Chinese President Xi Jinping will meet with Russian President Vladimir Putin next week in a sign of strengthening ties between the two Asian giants.
The summit will take place during Xi's working visit to Russia's far-eastern port city of Vladivostok on Tuesday and Wednesday, the Chinese foreign ministry said Friday. It will be the first time a Chinese head of state has attended the Russian-hosted Eastern Economic Forum, a gathering Moscow hopes will encourage investment in its thinly populated far-east.
Xi's visit is a sign of healthy ties between China and Russia that have been cemented by joint military exercises and coordination on foreign policy issues from Syria to North Korea. China this month is sending 3,200 troops and about 900 weapons units to take part in the biggest Russian military exercises since the Cold War.
The visit also comes as China is reaching out to trade partners amid a tariff war with the United States. Russia has in recent years surpassed Saudi Arabia as China's largest source of crude oil and Beijing also imports Russian gas and military equipment.
Russia and China have responded to the U.S. national security strategy describing them as America's top adversaries by vowing to further expand their economic, political and military cooperation. They have also sought to strengthen the Shanghai Cooperation Organization, a regional grouping they created and which holds occasional defense exercises.
The relationship is driven in part by the warm ties between Putin and Xi, seen as the most powerful Chinese leader since Mao Zedong. The two have met 25 times - five times last year alone, according to Putin's foreign affairs adviser, Yuri Ushakov. Putin's visit begins on Friday.
Kim has not confirmed his attendance, but his participation would mark another major step in his efforts to bring Pyongyang out of international isolation over its nuclear programme.
At a press briefing to announce Xi's visit, Chinese officials would not comment on whether Xi planned to meet with other leaders during the summit.
"Should we have any proposals from other countries, China will positively consider these proposals," assistant foreign minister Zhang Hanhui told reporters.
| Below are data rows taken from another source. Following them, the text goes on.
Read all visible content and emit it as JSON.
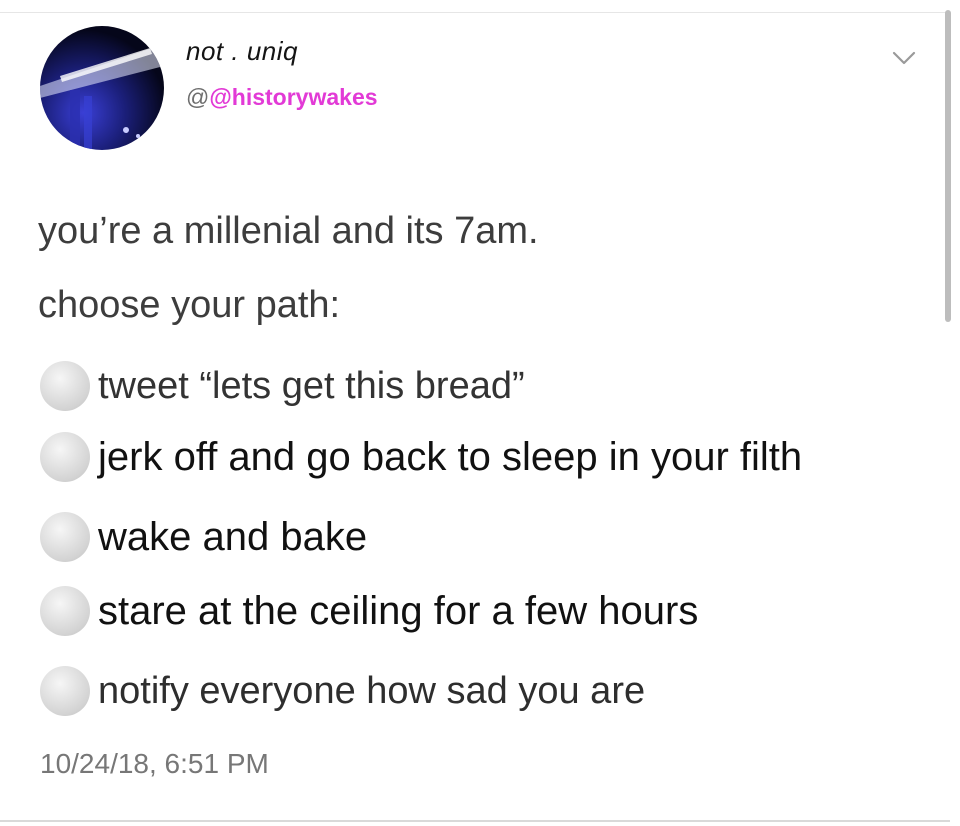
{
  "author": {
    "display_name": "not . uniq",
    "handle_prefix": "@",
    "handle": "@historywakes"
  },
  "tweet": {
    "lines": [
      "you’re a millenial and its 7am.",
      "choose your path:"
    ],
    "options": [
      "tweet “lets get this bread”",
      "jerk off and go back to sleep in your filth",
      "wake and bake",
      "stare at the ceiling for a few hours",
      "notify everyone how sad you are"
    ],
    "timestamp": "10/24/18, 6:51 PM"
  },
  "icons": {
    "menu": "chevron-down-icon",
    "option_marker": "radio-circle-icon"
  },
  "colors": {
    "handle_accent": "#e23ad6",
    "text_gray": "#3d3d3d",
    "timestamp_gray": "#777777"
  }
}
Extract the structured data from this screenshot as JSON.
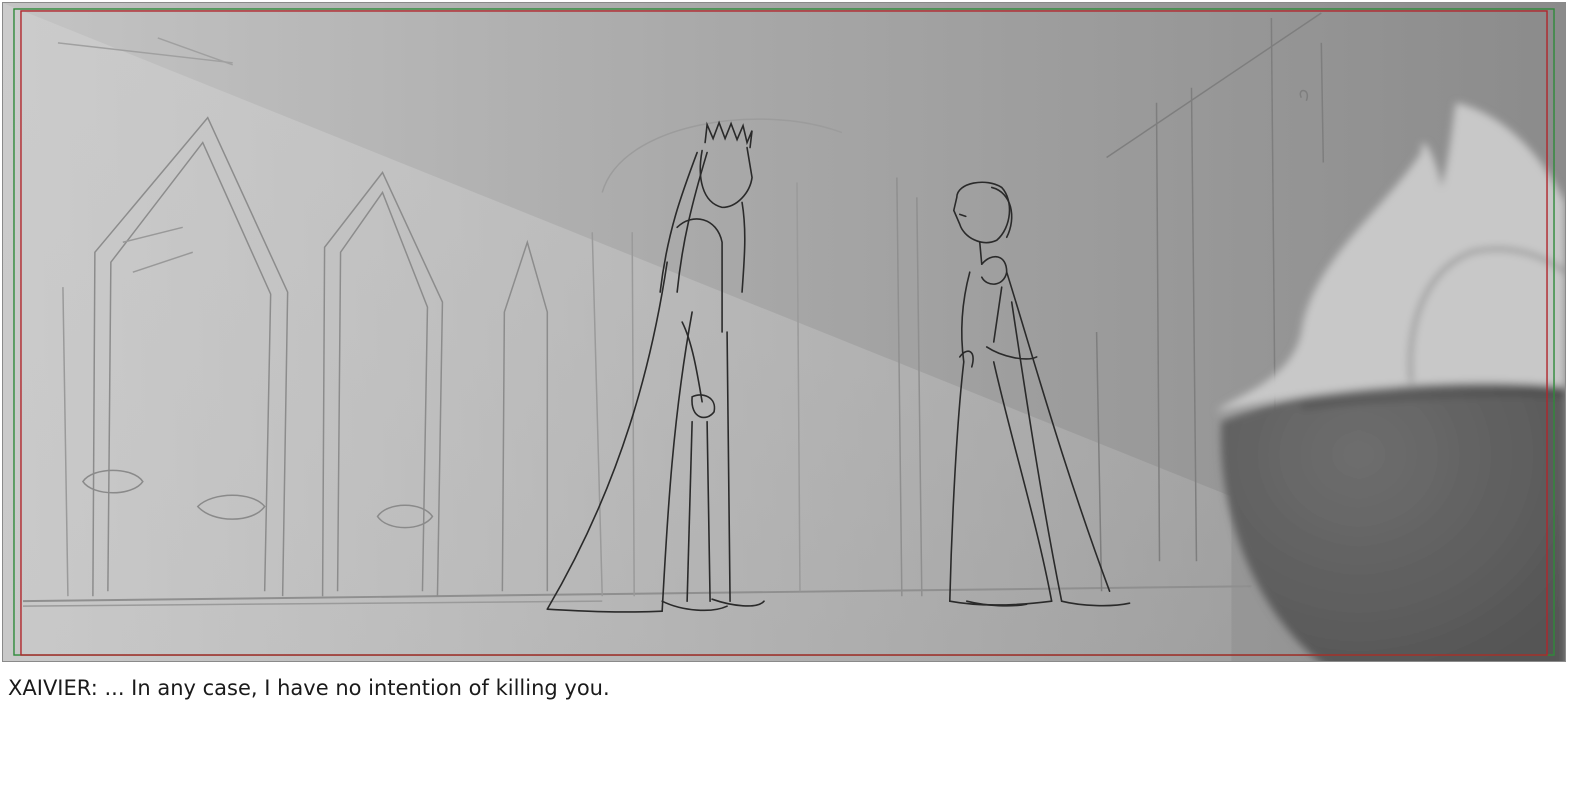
{
  "storyboard": {
    "panel": {
      "caption": "XAIVIER: ... In any case, I have no intention of killing you."
    },
    "colors": {
      "safe_area_red": "#b0262c",
      "safe_area_green": "#2f8a3a",
      "sketch_line": "#2a2a2a"
    }
  }
}
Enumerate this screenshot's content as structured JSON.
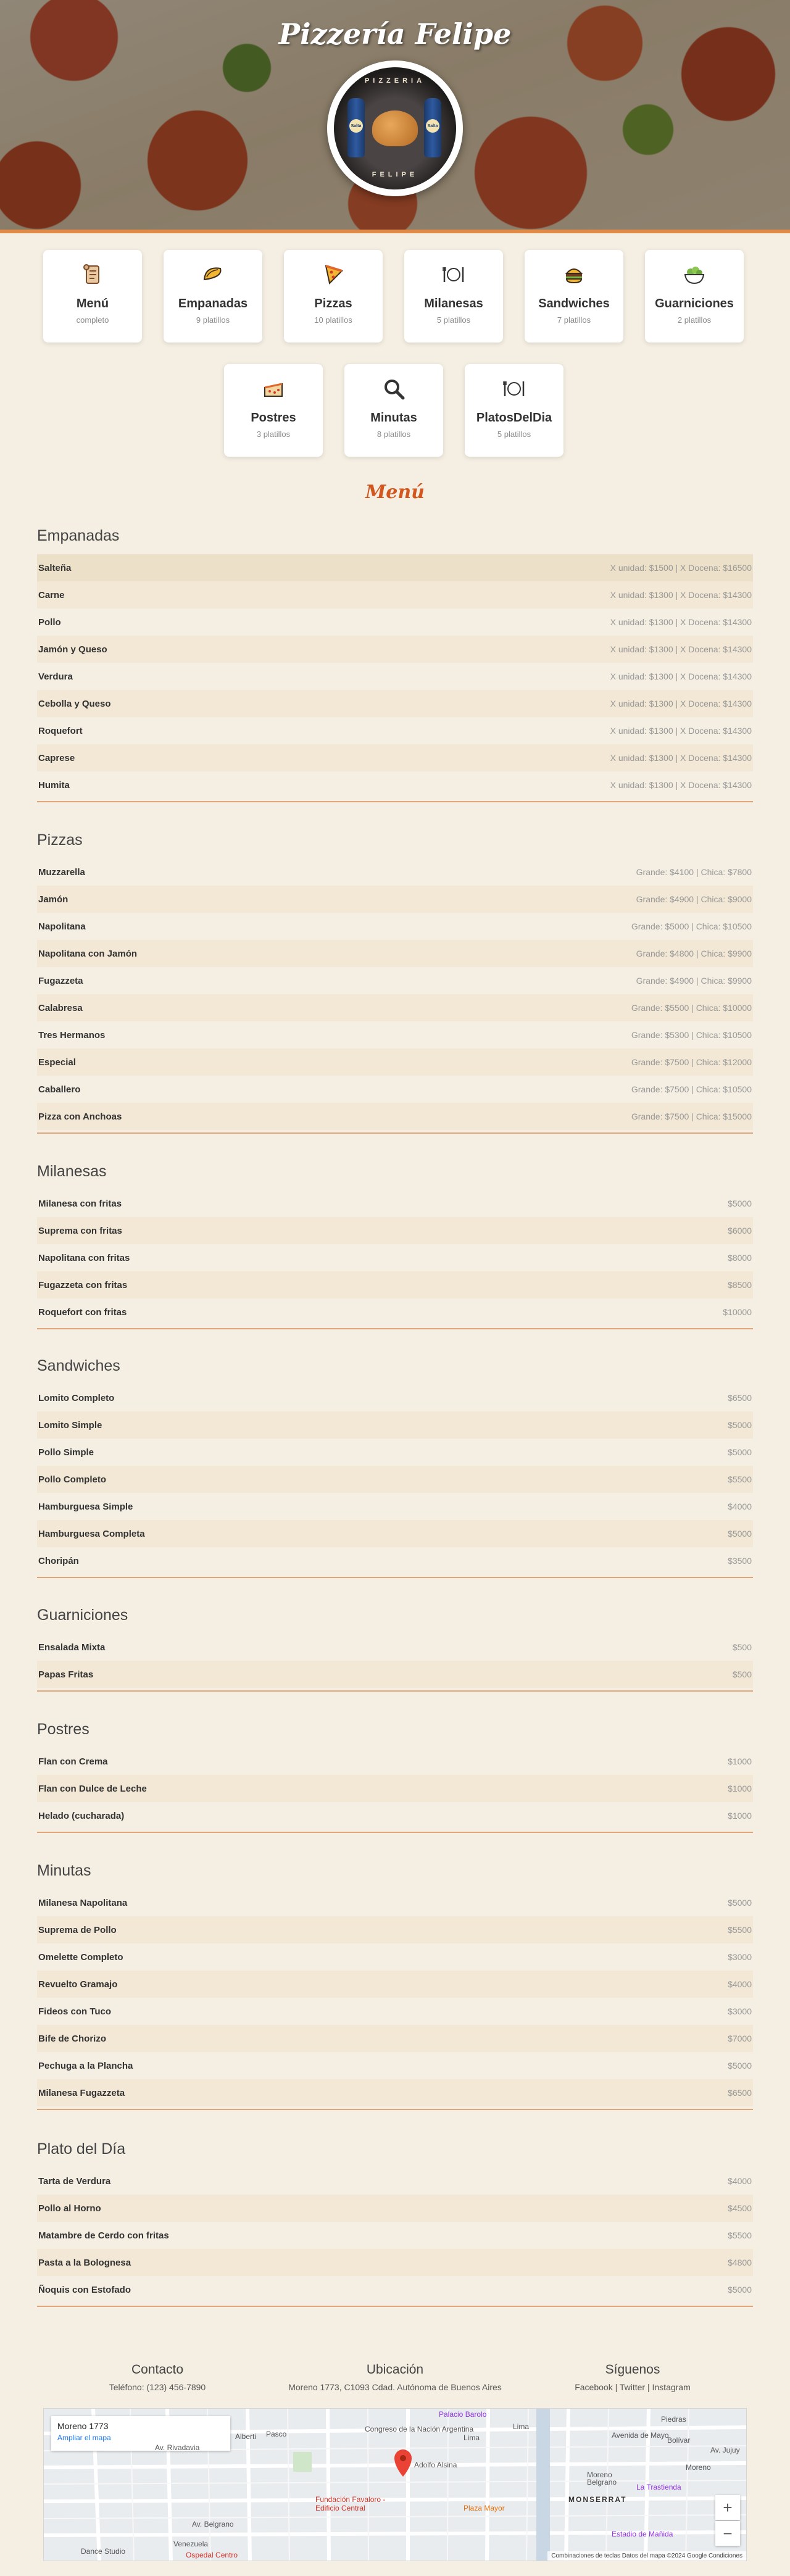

Xi and Kim met three times in China this year as the two countries seek to repair relations frayed by North Korea's nuclear activities and Beijing's backing of United Nations sanctions against its Cold War-era ally.
Xi is sending the head of China's rubber-stamp legislature, Li Zhanshu, to Pyongyang this weekend to attend celebrations marking North Korea's 70th anniversary, ending speculation that the Chinese president would use the occasion to make his first official trip to the neighbouring country.
In the latest chapter in the roller-coaster diplomacy over North Korea, US President Donald Trump signalled on Thursday that negotiations on denuclearisation remain alive after weeks of an apparent deadlock.